In the Mascot Division are you going for the Maniac, the Surge or Rosie the Reader?
You know, I’ll plead the fifth, because that would be, that’s like asking a parent which one their favorite child. I want to see all of them fast. I’m anxious to see that one. I’m hopeful that we'll see that one in the livestream. I’m worried that USATF is missing the show on that, and they’ll only be broadcasting championships, but I'd love to see that one on the livestream too.
The homestretch question: You’re a 1600 meter Iowa state champ. What do you think can be done, if anything will be done in Iowa to switch that to the Mile?

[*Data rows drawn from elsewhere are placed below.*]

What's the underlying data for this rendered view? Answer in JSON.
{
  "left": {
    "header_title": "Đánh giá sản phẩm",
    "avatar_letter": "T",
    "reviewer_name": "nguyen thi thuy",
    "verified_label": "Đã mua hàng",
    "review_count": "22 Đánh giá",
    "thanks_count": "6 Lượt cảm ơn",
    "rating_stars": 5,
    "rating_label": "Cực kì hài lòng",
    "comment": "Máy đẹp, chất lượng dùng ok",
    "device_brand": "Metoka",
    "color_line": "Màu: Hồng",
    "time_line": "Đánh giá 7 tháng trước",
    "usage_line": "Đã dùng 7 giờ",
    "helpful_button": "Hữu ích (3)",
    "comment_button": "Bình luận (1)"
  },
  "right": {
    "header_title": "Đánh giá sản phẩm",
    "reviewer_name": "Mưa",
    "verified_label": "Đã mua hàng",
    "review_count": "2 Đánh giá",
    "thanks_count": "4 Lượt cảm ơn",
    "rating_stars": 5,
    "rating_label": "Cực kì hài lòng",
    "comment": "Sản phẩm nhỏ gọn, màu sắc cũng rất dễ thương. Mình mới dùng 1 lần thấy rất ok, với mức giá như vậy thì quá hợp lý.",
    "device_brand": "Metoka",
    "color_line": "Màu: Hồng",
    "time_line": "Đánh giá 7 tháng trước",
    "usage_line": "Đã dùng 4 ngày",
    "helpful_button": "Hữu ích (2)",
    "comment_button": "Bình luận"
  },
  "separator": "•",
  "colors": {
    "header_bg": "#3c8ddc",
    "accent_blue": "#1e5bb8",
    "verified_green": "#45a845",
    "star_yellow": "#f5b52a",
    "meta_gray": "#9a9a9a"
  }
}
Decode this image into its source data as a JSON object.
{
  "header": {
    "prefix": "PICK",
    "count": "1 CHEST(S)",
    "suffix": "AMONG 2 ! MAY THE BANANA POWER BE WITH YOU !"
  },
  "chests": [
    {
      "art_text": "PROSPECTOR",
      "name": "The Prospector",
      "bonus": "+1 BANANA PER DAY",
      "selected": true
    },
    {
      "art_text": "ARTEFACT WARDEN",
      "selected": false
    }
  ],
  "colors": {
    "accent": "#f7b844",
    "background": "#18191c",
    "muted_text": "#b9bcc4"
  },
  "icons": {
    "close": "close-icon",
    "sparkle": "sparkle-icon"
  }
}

Well, I continue to be surprised by how many people involved significantly in the sport that don’t know there’s a difference. Those people, I remember when I was told that, probably at 16 or 17, didn’t believe it. Didn’t understand. I was running the Mile, I’d been running a Mile in PE class for years, but it was 1600 meters. That’s probably the first barrier. I think it is a conversation that can be had at the association level. I don’t know. It’s one of these things where it almost takes some kind of silly, almost an unbelievable story, like one of your famous April Fools Day stories, where it’s like, there'd have to be a grant to paint the extra line on every track in the state of Iowa.
Because to pay somebody to come out and re-certify that nine meters, or to tie it down to the centimeter or inch or whatever, eighth of an inch to put that line on the track. As silly as it sounds, but to do that at every track in the state and educate everybody would be a pretty significant effort. It’d almost take a government grant or some kind of federal mandate, like having Trump sign an executive order on it. It almost comes to, it seems like it’s almost insurmountable in trying to educate people and convince people. Ultimately, I think the sheer existence, in and of itself of the 1600 is a complete challenge. In Iowa, interestingly, the boys run 1600 and the girls run 1500. It’s like New York.
If we were to abolish the 1600 at the high school level, that would be a first step. Then everyone would be forced to choose to either run the 1500 or the Mile as it’s done at the NCAA. Then we’d have an interesting conversation, because I think spectators, officials, everyone, want to see a 4-lap race. They understand the symmetry of that and the four laps plus nine meters I think has a special appeal. I do think that running a full Mile has a greater significance. Ultimately, nobody ever gets excited about running a 4 minute 1600. It doesn't exist.
Thank you Blake and good luck next week with the Grand Blue Mile and Drake Relays!
Thank you very much.